In anticipation of the counter-point: “How is scraping any different than direct advertising?” Direct advertising gives the person a choice to open themselves to direct contact by phone, conversational correspondence mail, etc. Choice is the point. How many of you, non-annuitants, respond with interest, respect, and friendliness when you’re being actively telemarketed? Even if you are of the minority who don’t regard telemarketing calls with hostility – how many of you can say you’re not annoyed, irritated, or perhaps even angry by such contact? And thus the ultimate concluding question: why is it okay for annuitants to be subject to this but not the average person, or the scrapers themselves? The answer is simple: it’s not okay. This is why the behavior is unacceptable.

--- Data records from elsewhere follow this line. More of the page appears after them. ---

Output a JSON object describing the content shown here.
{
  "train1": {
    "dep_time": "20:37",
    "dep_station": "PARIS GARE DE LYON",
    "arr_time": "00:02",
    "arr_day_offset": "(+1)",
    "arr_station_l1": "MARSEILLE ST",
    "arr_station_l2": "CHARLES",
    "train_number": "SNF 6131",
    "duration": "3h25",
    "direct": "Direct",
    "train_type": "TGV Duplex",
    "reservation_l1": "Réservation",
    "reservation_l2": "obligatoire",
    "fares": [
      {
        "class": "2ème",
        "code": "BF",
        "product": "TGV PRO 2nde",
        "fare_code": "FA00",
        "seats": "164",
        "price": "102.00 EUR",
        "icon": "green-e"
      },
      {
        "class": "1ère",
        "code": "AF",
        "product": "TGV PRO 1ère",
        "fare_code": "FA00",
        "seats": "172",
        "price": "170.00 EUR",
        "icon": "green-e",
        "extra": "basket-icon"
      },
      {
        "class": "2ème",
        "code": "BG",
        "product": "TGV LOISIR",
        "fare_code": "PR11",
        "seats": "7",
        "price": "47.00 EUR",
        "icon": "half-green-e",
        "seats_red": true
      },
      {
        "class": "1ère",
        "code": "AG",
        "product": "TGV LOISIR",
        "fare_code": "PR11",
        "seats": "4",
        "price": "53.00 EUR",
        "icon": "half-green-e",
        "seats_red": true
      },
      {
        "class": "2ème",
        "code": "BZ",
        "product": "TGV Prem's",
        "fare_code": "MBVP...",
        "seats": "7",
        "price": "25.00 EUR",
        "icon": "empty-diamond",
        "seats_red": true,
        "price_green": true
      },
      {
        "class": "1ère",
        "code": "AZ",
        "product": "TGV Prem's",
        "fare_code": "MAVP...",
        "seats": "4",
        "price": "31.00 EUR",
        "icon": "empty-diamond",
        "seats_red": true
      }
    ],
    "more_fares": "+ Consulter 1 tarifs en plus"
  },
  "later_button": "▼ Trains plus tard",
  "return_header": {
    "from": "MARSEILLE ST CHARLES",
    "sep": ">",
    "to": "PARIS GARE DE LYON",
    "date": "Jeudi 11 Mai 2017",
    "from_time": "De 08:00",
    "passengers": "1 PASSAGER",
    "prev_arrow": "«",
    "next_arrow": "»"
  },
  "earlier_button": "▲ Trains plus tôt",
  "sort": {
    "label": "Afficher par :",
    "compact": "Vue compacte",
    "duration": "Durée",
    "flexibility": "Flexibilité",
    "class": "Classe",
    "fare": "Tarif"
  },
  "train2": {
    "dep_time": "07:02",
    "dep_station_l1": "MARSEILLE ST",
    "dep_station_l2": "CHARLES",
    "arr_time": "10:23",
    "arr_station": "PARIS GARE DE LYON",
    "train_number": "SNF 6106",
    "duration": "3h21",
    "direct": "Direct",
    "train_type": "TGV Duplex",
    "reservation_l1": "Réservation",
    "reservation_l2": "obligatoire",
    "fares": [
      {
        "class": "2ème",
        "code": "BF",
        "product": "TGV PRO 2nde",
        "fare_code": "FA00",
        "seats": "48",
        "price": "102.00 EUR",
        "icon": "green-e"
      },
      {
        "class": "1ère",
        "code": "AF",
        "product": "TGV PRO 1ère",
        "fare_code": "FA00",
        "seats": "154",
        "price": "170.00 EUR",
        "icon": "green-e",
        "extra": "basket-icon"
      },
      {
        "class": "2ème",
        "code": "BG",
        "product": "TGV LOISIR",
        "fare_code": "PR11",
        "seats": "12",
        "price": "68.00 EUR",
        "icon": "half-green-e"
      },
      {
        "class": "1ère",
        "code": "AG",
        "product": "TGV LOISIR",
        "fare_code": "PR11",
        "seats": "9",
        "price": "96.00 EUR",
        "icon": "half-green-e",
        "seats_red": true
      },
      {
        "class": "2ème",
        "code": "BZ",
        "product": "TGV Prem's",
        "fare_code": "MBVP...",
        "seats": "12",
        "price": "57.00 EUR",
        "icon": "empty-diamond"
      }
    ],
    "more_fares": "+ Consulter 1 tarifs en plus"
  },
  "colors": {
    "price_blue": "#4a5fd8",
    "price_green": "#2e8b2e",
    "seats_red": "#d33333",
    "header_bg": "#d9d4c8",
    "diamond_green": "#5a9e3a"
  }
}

On Poaching: despite what Texas may have on the books, it is a dangerous and slippery slope if contracts begin losing their enforceability. It’s truly as simple as this. Our entire legal framework is based upon the binding nature of contracts. Why should contracts in this industry be regarded as any different? The answer is simply: they shouldn’t be any different because they aren’t any different.
On Deception: the feel-good argument of pretending like annuitants have a choice is nothing more than a sham. Turn the situation around for a moment: suppose a factoring company is attempting to get competing contracts from a building-cleaning service. Several services come forward and all seem to be competing; you go with the best rate presented to you and all is hunky dory. Now be presented with the knowledge that all three of these companies are actually the same company, merely with different names – do you feel cheated? You should.
There is one last definition of ethics that truly encompasses the fundamental issues presented by the FactoringEthics.com site: ethics are “that branch of philosophy dealing with values relating to human conduct, with respect to the rightness and wrongness of certain actions and to the goodness and badness of the motives and ends of such actions. (emphasis added)” If we examine the broad business ethics of factoring as simply what’s prevalent, then scraping, poaching, and deception is acceptable merely due to its frequency. If we go one step further and look at it from the above definition, with respect to whether something is right or wrong, both in terms of motive and ends, these issues become far more problematic. Context is vital in this business, and the reason this cry for ethics has arisen is due to it.
For our detractors, particularly those claiming that this project is “an irritant,” I offer this food for thought: do companies engage in these practices for the sake of annuitants, whom they claim to serve, or out of greed? The answer cannot be both.
On a much lighter note, I’d like to personally thank each and every one of our contributors for reaching out to FactoringEthics.com in support of this initiative. Your support and encouragement is appreciated. We’re reviewing the influx of testimonials with great interest and will use this information going forward.